KESENNUMA, Japan – Those who go to visit the giant fishing vessel dumped inland by the tsunami in the coastal town of Kesennuma, where over 1,000 perished, might find 80-year-old Noriko Kanashi holding court in front of it.
She talks to teenage boys, tourists and journalists alike about what having this ship parked in the middle of a disaster zone means to people who lost so much, in an instant, last year after a magnitude 9.0 earthquake triggered a major tsunami.
The sense of loss has been hard to fight in a community dotted with dozens of emergency shelters and a colossal mess, where there was once a thriving fishing industry.
Kanashi points to a spot closer to the coast, where she said her house and business – repairing ship parts – stood.

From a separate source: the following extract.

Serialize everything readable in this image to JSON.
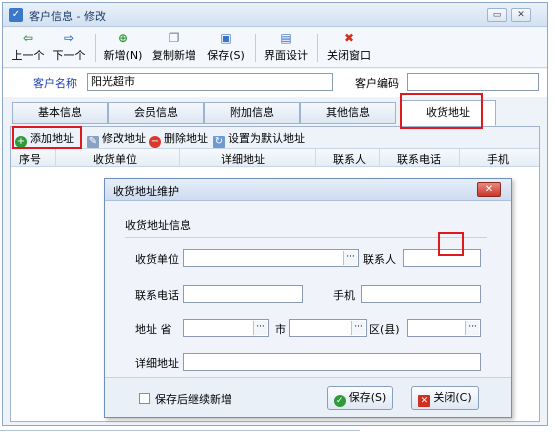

Now rubble and stagnant, fetid pools of water are all that remain on the coastline 498km north of Tokyo
“We don’t want it here,” she said of the ship behind her as a vanload of people get out to take pictures of it, which, she said, she doesn’t mind, as long as they “also pay their respects”.
Those who come by to see the ship seem too taken by its size and placement, however, to notice the small shrine people have set up in front of it to honour those who died underneath it.
“When it landed here, it killed 27 people – they got crushed under it,” said Kanashi. “The area where it landed was one of the evacuation centres.”
She said a city official had mentioned keeping the ship as a monument to the disaster, but Kanashi and others in the community are hoping to put the issue to a referendum.
She says two-thirds of the town are against the idea of keeping the ship there.
“Why would we want a ship here that is filled with ghosts?”
Memories of better days
Roughly 30km away, in Ofunato, a group of design students from Kanagawa University in Yokohama are hoping to create their own memorial of the disaster by trying to capture what was there before the tsunami destroyed the waterfront, killing more than 300 and damaging nearly 5,400 buildings.
They don’t want ghosts here either – they’re just trying to trigger memories of better days.
“I’m from Ofunato, and I was here when it happened,” said Hioka Chiba, 19.
“But I went to school soon after, and felt I should in some way contribute – to help.”
She and her friends, Nao Yamasaki and Kana Sekiguchi, both 19 and from Tokyo, are going around Ofunato, collecting drawings done of the coast prior the tsunami by local children.
They plan on making a mosaic out of them and printing them onto fabric, making wall hangings for local fishermen and shops.
They will also hold workshops for children in the area this summer, asking them to draw the sea, which many children now recall through the cruel lens of a vicious tsunami – as a beautiful memory.
Yamasaki said they hoped the project will “bring joy and serenity to them.”